From the point of view of the academic community, I believe that it meets the original expectations very well, in terms of allowing remote collaboration, access to remote resources and the transport of high-performance information. At the beginning of academic networks, we only think of our community. What happened next was that this knowledge was transferred to society, through our students and the other groups of society in general that follow what happens in universities: government, communication, companies (especially technology). Two years after the launch of the RNP network in 1992, Brazil was ready to participate, which resulted in the emergence of commercial Internet service providers in 1995. Almost 25 years later, Brazil became one of the most connected countries in the world. Of course, not all major changes like this occur without pain, but at first the benefit is very positive.

What work fronts are you involved in today?

I stopped being an R&D director in 2018 and RNP created the new “Network Scientist” position, without executive responsibilities. I also continue on some other fronts, linked to the insertion of RNP in international networks and the use of subfluvial connections in South America.
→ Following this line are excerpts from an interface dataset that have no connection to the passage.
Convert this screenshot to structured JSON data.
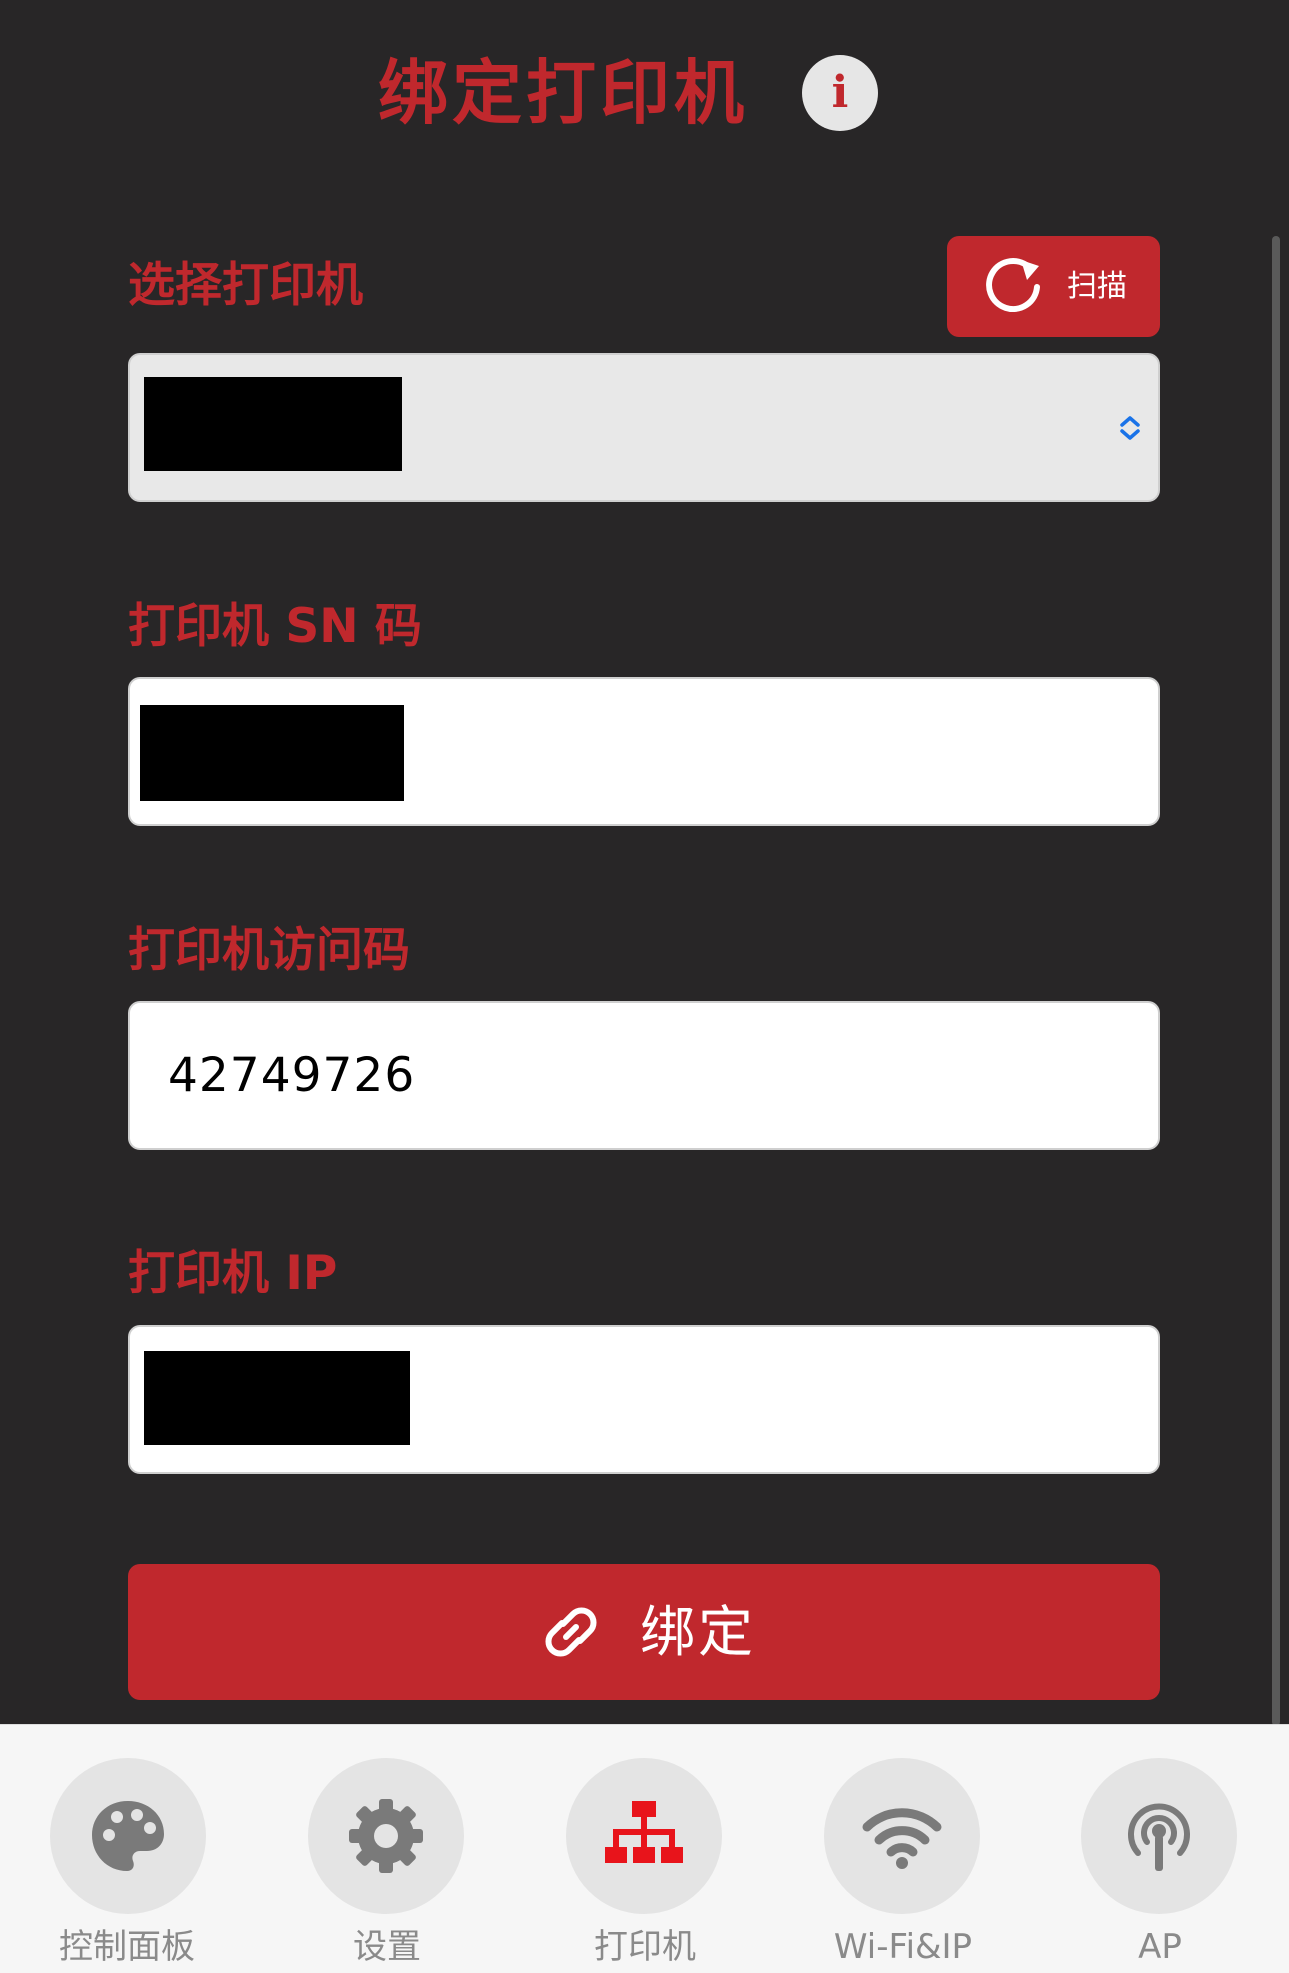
{
  "header": {
    "title": "绑定打印机",
    "info_glyph": "i"
  },
  "form": {
    "select_printer": {
      "label": "选择打印机",
      "scan_label": "扫描",
      "value_redacted": true
    },
    "sn": {
      "label": "打印机 SN 码",
      "value_redacted": true
    },
    "access_code": {
      "label": "打印机访问码",
      "value": "42749726"
    },
    "ip": {
      "label": "打印机 IP",
      "value_redacted": true
    },
    "bind_button_label": "绑定"
  },
  "tabs": [
    {
      "label": "控制面板",
      "icon": "palette-icon",
      "active": false
    },
    {
      "label": "设置",
      "icon": "gear-icon",
      "active": false
    },
    {
      "label": "打印机",
      "icon": "network-tree-icon",
      "active": true
    },
    {
      "label": "Wi-Fi&IP",
      "icon": "wifi-icon",
      "active": false
    },
    {
      "label": "AP",
      "icon": "antenna-icon",
      "active": false
    }
  ],
  "colors": {
    "background": "#282627",
    "accent": "#c0282d",
    "active_tab_icon": "#e8141b",
    "inactive_tab_icon": "#7a7a7a"
  }
}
What can you tell us about the BELLA program? How do you think it will impact the Internet and those involved in it?

The current connectivity pattern between Brazil (and the rest of Latin America) and the rest of the world, was defined by the construction of three new generation submarine cable systems, around the year 2000, restricting the passage of all traffic to the rest of the world throughout the United States. The BELLA project is part of a broader initiative to boost the construction and operation of a new submarine cable that directly connects Europe and South America through the acquisition of a new international academic connectivity on this route. The grant comes from governments that see a good opportunity to meet the needs of academic users over the next 20 years or so, and they transfer these resources to the academic networks involved. These investments allow EllaLink to be building a new cable between Portugal and Brazil, which should be ready for use by the end of 2020. This cable also has non-academic users, as well as the recent participation of a major European telecommunications company. The benefit for all its users will be easier access to associations in Europe, as well as shorter routes to a large number of countries in Africa and much of Asia.

There are many young men and women who are now beginning their career in Internet development. What message would you leave for them? Any advice to achieve what you have already achieved?

The world of computing and its uses changed irreversibly when it joined communication between computers, which today includes any qualified equipment, starting with "smartphones." Of course, many of them do not require great technical knowledge to use. Now we can make the most of them by knowing how to use common applications in computer environments, and even more, by being able to develop new applications and / or databases, or by putting "intelligence" on "dumb" computers. There is a wide range of training in all these areas, and for whom this type of knowledge is of interest, it is worth learning about alternatives. Knowing more about how it is and how to use the Internet is part of this learning.